There were no problems with feeding from either of the two supplied Colt 20 round magazines. Extracting and ejecting were also trouble-free, with empty cases landing six feet to the shooter’s right rear side.
All of this shooting confirmed that the piston system gives more felt recoil compared to the direct gas impingement design but, while noticeable, it was not in the least bothersome physically when firing multiple shots. The lack of the gas system recoil buffer spring “twanging” in your ear with the DGI system was also nice. I particularly liked having the quickly detachable sling swivels and swivel holes at 9 and 12 o’clock.

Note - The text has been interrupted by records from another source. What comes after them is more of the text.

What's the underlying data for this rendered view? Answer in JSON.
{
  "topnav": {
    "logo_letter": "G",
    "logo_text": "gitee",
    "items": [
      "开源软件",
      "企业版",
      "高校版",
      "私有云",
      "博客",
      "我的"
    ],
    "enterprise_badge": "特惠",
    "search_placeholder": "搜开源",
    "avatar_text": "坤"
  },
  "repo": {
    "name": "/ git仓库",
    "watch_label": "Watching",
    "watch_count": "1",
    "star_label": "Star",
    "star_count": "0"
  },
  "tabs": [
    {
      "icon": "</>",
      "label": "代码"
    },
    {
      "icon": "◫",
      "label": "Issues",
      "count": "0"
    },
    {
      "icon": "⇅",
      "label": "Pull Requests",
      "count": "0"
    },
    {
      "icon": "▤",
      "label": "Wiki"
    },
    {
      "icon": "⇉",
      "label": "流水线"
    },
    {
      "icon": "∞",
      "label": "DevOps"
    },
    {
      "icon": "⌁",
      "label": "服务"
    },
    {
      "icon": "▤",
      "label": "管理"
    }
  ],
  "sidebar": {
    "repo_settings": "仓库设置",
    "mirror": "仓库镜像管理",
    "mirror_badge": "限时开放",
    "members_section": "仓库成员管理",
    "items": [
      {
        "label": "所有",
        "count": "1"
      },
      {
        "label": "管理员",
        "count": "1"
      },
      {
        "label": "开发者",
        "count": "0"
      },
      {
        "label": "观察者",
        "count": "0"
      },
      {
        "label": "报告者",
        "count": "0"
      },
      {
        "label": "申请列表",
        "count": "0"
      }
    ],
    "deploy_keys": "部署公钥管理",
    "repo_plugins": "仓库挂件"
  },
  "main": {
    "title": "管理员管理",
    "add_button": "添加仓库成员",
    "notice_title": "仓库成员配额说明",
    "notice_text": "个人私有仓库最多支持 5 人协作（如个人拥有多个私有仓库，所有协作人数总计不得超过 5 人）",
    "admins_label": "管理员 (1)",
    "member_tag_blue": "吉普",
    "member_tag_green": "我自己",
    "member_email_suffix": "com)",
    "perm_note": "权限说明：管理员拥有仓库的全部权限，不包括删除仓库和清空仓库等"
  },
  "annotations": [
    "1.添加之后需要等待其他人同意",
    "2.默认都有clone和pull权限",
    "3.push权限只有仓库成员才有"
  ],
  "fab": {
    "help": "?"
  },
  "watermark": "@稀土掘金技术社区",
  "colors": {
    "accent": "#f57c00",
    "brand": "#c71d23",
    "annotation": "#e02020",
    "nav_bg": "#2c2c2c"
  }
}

With the sling at 12 o’clock, the rifle is very comfortable moving around or for long-term carry. With the sling swivels at 9 o’clock, I could use a hasty sling which, if you have the time, is a definite aid for more accurate offhand shooting.
As to our results and what should be expected from this rifle, using a tactical optic and a gritty, heavy trigger is not the best way to go about finding out. But, they are what can be expected if you are looking at self-defense applications, not self-gratification from winning trophies. Based on past experiences, if we used the same ammo, a 6X to 24X target scope and we had polished up the trigger, I’m sure we’d have gotten into sub-one inch group territory at 100 yards!
As far as adding anything to the LE6940P, I would add a quality tactical light, such as one of the three new lights from Streamlight – the Streamlight TLR-1 HL, TLR-2 and TLR-1 HP models (this last one must be a relative of an aircraft landing light!), along with a good low power or no power optic. Other than this, the Colt Model LE6940P is just fine as is.
About the Author: Upon receiving his BS degree from Carnegie Tech and completing service as a Special Agent in U.S. Army Intelligence, Walt Rauch was a Special Agent with the U.S. Secret Service and an Investigator with the Warrant Unit, First Judicial District, PA. Rauch is also a writer and lecturer in the firearms field. He is published regularly in national and international publications.